Engines

Productive performance driven by the John Deere Powerful PowerTechTM Plus 9L diesel engine on the 3154G/3156G and 3754G/3756G offering 30-per cent more horsepower at low rpm than previous models. The 2154G/2156G and 2654G/2656G are fitted with the efficient John Deere 6.8L PowerTech Plus engine.

Hydraulic Reversing Fan

Hydraulic reversing variable-speed fan runs only as needed, conserving power and fuel. The standard reversing feature automatically reverses airflow to eject debris from the cooler cores, decreasing the frequency of cooler maintenance. Next-size-up main hydraulic pump improves multifunctioning, fuel economy, and component durability.

All Machines Have Exceptional Hydraulic Oil Cooling Capacity.

On all models the hinged A/C condenser swings out and the engine-compartment screen can be quickly removed, easing cleanout of debris. Fuel-shutoff valve eliminates leaks, for fast fuel filter changes with less mess. Plus, a pre-cleaner for the engine air intake extends filter life, further reducing maintenance time. Conveniently located filters, fluid-fill locations, and grease points help ease daily checks and preventative maintenance. All models have a large plastic counterweight fuel tank with easy fuel sump drain access.

Productivity Modes And Remote Diagnostics

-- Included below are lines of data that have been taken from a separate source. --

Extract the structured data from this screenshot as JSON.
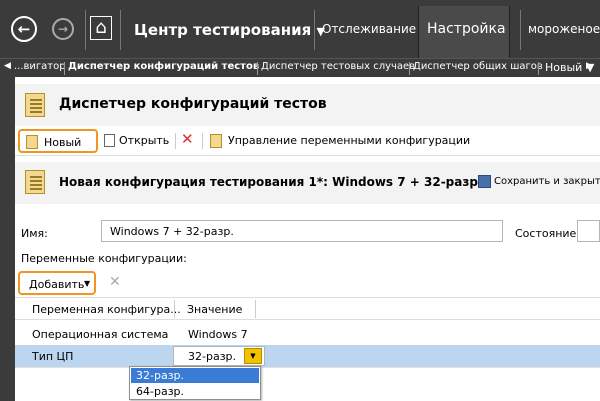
{
  "topnav": {
    "back_glyph": "←",
    "forward_glyph": "→",
    "home_glyph": "⌂",
    "center": "Центр тестирования",
    "tab_tracking": "Отслеживание",
    "tab_settings": "Настройка",
    "project": "мороженое"
  },
  "subnav": {
    "items": [
      "...вигатор",
      "Диспетчер конфигураций тестов",
      "Диспетчер тестовых случаев",
      "Диспетчер общих шагов",
      "Новый"
    ]
  },
  "manager": {
    "title": "Диспетчер конфигураций тестов",
    "toolbar": {
      "new": "Новый",
      "open": "Открыть",
      "manage_vars": "Управление переменными конфигурации"
    }
  },
  "config": {
    "title": "Новая конфигурация тестирования 1*: Windows 7 + 32-разр.",
    "save_close": "Сохранить и закрыть",
    "name_label": "Имя:",
    "name_value": "Windows 7 + 32-разр.",
    "state_label": "Состояние:",
    "vars_label": "Переменные конфигурации:",
    "add_button": "Добавить",
    "columns": [
      "Переменная конфигура...",
      "Значение"
    ],
    "rows": [
      {
        "variable": "Операционная система",
        "value": "Windows 7"
      },
      {
        "variable": "Тип ЦП",
        "value": "32-разр."
      }
    ],
    "dropdown_options": [
      "32-разр.",
      "64-разр."
    ]
  },
  "colors": {
    "nav_bg": "#3b3b3b",
    "highlight_orange": "#f0961e",
    "selected_row": "#bcd6f0",
    "selected_option": "#3a7bd5"
  }
}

Three productivity modes allow the operator to adjust the machine to the application. High Productivity Mode delivers more power and faster hydraulic response. Power Mode delivers a balance of power, speed, and fuel economy mode for normal operation. Economy Mode limits the top speed and helps save fuel.

Because time is money loggers always need more uptime. Remote diagnostics come standard on all John Deere Swing Machines via JDLinkTM. This enables fast, accurate remote diagnostics and rapid service response with the right part the first time. JDLink also provides you with visibility to machine telematics to help you manage the performance of your fleet.

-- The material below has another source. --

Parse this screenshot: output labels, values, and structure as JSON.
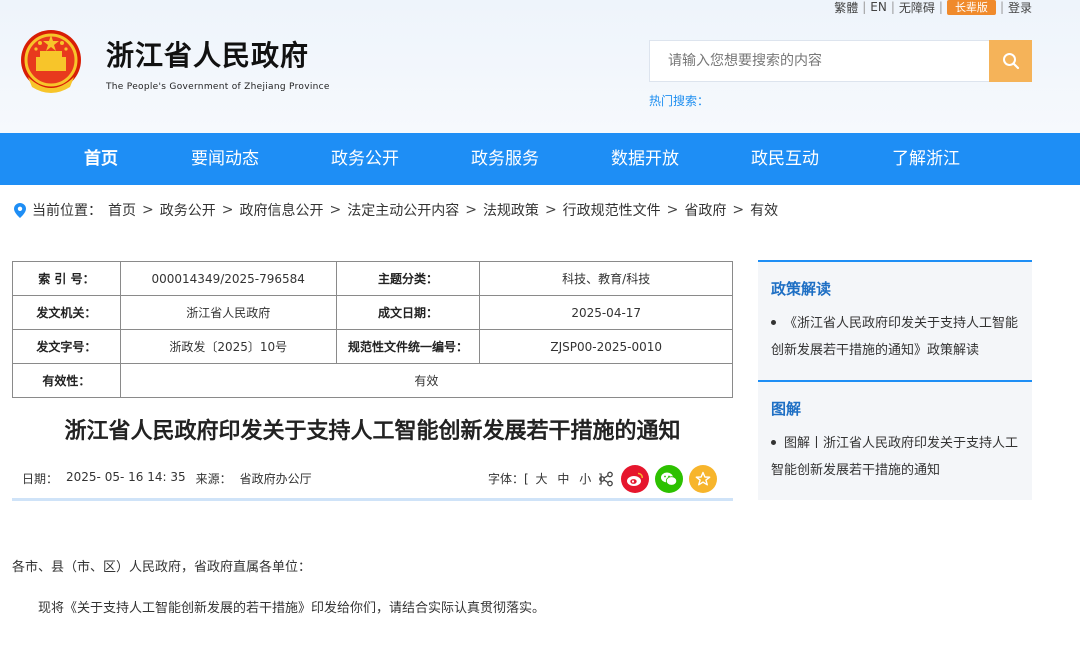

Jobsite-Mapping Tools

Now available as an option on all John Deere forestry equipment TimberMaticTM Maps and TimberManagerTM are proven jobsite-mapping tools designed for full-tree and cut-to-length logging operations. TimberMatic Maps enables enhanced visibility, allowing operators to review production values as well as see and create points of interest that can be shared in real time with other onsite team members. Staff not on the jobsite can also access any of this data through TimberManager, to optimise tasks and increase efficiency.

Talk to your local John Deere dealer about viewing this new tool on their simulators or speak to a contractor already running TimberMatic Maps and TimberManager to understand the true benefits this new technology brings to your jobsite and business.

Five years in the making, backed by over a half-century of experience in the woods, the John Deere G-Series Forestry Swing Machines will redefine your expectations about what a Swing Machine can accomplish.

For more information contact AFGRI Equipment (08) 6287 7777 in Western Australia, for all other states, contact RDO Equipment Pty Ltd 1300 008 608.

September 13, 2020 / by / in ,